--- MATERIAL PROVIDED ---
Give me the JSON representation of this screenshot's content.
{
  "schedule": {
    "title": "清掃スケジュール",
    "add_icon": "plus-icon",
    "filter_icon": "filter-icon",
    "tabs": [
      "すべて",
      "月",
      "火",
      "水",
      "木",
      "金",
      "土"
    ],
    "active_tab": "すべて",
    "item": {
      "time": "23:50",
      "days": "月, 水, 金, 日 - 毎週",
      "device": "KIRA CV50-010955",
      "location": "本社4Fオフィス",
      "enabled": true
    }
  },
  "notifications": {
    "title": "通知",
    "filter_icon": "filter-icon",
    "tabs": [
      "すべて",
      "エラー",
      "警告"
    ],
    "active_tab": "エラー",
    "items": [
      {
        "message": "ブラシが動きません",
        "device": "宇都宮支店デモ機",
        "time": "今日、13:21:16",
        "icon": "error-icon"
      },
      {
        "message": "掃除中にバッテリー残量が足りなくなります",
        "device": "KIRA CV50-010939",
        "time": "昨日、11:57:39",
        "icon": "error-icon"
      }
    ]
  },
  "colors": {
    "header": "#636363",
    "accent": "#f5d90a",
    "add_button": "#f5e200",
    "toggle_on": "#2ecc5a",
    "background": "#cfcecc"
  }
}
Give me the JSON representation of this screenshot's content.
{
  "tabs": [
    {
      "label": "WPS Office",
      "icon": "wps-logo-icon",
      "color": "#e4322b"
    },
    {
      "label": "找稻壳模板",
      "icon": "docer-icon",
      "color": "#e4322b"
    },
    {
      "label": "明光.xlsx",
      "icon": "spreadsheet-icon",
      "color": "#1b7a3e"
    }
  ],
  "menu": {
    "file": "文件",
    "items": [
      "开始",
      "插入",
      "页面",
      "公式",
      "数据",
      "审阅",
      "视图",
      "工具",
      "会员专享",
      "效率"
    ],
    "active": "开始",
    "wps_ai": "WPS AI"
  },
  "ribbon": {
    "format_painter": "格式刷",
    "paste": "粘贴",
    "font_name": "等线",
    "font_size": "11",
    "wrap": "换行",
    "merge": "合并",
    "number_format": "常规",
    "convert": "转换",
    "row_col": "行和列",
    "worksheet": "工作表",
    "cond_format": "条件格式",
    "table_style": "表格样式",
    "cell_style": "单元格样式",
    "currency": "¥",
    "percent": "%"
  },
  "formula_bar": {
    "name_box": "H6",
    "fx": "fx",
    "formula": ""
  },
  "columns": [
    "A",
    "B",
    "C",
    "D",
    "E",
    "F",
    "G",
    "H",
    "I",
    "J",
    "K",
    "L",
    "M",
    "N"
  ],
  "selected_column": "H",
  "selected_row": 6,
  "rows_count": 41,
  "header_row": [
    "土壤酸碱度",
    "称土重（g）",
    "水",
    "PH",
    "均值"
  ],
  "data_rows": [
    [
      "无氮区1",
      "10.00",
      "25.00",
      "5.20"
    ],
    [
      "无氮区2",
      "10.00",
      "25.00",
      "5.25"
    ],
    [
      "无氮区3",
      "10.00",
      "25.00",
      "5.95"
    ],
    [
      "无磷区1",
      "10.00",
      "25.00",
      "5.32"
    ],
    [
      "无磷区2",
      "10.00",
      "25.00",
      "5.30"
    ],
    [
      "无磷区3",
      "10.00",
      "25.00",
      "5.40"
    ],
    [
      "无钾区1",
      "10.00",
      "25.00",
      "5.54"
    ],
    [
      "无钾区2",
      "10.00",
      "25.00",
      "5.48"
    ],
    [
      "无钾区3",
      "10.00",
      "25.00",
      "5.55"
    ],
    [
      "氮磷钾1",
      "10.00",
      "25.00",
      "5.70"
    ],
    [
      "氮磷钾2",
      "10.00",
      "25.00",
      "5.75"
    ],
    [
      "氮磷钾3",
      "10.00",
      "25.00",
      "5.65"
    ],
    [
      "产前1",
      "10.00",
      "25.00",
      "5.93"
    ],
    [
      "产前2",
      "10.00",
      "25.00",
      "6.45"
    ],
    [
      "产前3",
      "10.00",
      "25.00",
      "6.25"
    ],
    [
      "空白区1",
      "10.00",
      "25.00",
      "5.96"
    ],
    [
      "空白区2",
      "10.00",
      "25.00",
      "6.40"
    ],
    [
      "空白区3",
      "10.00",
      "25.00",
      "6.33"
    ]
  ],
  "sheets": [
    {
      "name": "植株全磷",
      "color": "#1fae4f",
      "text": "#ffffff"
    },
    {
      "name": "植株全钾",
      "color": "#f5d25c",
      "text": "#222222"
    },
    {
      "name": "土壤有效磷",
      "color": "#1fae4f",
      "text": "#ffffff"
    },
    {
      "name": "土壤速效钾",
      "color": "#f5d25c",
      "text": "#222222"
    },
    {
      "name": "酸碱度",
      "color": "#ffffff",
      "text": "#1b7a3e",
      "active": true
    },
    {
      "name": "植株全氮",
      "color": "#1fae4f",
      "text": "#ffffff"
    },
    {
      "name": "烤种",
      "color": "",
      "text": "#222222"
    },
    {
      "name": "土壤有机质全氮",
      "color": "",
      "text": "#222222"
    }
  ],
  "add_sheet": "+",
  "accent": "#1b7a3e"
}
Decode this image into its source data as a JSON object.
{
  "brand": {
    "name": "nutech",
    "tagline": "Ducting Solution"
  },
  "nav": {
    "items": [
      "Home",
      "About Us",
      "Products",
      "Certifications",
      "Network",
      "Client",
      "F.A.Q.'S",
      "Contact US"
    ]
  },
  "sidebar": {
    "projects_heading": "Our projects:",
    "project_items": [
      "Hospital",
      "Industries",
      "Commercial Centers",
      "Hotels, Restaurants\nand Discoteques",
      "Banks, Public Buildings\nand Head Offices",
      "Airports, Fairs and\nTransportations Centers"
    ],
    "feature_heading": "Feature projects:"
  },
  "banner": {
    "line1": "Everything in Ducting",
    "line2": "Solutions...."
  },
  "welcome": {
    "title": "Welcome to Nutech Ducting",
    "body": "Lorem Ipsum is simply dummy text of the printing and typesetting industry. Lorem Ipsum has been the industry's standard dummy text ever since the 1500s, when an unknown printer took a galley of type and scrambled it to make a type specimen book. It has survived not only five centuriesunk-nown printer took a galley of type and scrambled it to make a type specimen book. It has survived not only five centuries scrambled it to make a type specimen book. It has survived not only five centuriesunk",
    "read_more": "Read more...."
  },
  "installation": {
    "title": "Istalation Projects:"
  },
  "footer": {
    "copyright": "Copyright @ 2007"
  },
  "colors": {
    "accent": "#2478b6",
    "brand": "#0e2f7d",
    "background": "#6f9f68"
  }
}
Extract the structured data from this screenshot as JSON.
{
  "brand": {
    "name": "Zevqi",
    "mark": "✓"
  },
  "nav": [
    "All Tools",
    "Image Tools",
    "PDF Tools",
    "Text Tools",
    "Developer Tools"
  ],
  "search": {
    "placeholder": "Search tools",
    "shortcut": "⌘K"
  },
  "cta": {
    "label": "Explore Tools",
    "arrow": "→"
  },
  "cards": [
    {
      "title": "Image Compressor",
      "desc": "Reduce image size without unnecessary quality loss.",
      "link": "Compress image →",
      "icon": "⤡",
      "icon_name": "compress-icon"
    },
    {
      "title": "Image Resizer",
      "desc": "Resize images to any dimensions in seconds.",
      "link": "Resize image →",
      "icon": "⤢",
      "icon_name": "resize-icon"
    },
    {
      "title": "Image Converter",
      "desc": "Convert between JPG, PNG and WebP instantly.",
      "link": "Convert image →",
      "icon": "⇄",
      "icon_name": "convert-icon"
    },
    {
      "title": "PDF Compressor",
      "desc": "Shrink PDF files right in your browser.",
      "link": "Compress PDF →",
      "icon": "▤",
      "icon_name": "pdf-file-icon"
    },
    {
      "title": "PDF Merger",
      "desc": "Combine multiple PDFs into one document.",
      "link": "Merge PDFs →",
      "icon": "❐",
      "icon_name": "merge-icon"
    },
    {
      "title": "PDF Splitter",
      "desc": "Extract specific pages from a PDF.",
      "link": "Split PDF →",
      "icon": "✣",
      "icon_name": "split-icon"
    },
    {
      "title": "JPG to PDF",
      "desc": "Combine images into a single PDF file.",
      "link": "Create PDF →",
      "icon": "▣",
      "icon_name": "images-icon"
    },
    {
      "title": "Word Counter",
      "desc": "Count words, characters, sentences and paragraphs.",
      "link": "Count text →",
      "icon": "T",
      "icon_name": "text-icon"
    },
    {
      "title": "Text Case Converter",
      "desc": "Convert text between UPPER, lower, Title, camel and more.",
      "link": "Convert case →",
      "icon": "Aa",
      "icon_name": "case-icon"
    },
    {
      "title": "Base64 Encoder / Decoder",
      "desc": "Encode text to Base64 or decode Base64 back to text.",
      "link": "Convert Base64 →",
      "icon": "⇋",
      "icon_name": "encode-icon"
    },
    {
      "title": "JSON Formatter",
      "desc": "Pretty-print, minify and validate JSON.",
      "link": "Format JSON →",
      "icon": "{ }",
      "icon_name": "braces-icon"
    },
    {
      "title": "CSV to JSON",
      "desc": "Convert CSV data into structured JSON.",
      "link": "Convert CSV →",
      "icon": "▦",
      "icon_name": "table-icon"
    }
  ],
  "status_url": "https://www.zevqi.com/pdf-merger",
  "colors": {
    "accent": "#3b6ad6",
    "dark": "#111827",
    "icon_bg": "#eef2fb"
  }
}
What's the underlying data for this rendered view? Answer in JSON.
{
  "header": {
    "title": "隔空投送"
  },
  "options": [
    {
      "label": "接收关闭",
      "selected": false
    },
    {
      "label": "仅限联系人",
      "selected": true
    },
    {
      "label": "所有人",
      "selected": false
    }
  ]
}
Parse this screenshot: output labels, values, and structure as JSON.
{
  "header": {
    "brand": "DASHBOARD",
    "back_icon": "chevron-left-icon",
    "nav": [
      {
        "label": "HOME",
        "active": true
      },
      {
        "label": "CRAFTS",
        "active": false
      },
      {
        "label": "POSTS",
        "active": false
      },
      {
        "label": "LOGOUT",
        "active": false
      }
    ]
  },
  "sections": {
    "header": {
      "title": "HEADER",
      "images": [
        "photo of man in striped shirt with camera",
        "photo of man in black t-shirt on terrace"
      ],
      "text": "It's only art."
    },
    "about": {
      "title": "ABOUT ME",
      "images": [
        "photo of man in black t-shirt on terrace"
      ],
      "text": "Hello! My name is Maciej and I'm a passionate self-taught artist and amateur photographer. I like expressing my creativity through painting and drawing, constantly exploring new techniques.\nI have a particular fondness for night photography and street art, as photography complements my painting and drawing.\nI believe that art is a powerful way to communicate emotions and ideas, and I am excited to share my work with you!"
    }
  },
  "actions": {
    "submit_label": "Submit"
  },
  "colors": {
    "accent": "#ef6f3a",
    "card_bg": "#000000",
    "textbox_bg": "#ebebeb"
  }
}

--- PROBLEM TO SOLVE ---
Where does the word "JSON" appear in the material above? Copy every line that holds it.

--- YOUR RESPONSE ---
Give me the JSON representation of this screenshot's content.
Give me the JSON representation of this screenshot's content.
Decode this image into its source data as a JSON object.
Extract the structured data from this screenshot as JSON.
      "title": "JSON Formatter",
      "desc": "Pretty-print, minify and validate JSON.",
      "link": "Format JSON →",
      "title": "CSV to JSON",
      "desc": "Convert CSV data into structured JSON.",
What's the underlying data for this rendered view? Answer in JSON.
Parse this screenshot: output labels, values, and structure as JSON.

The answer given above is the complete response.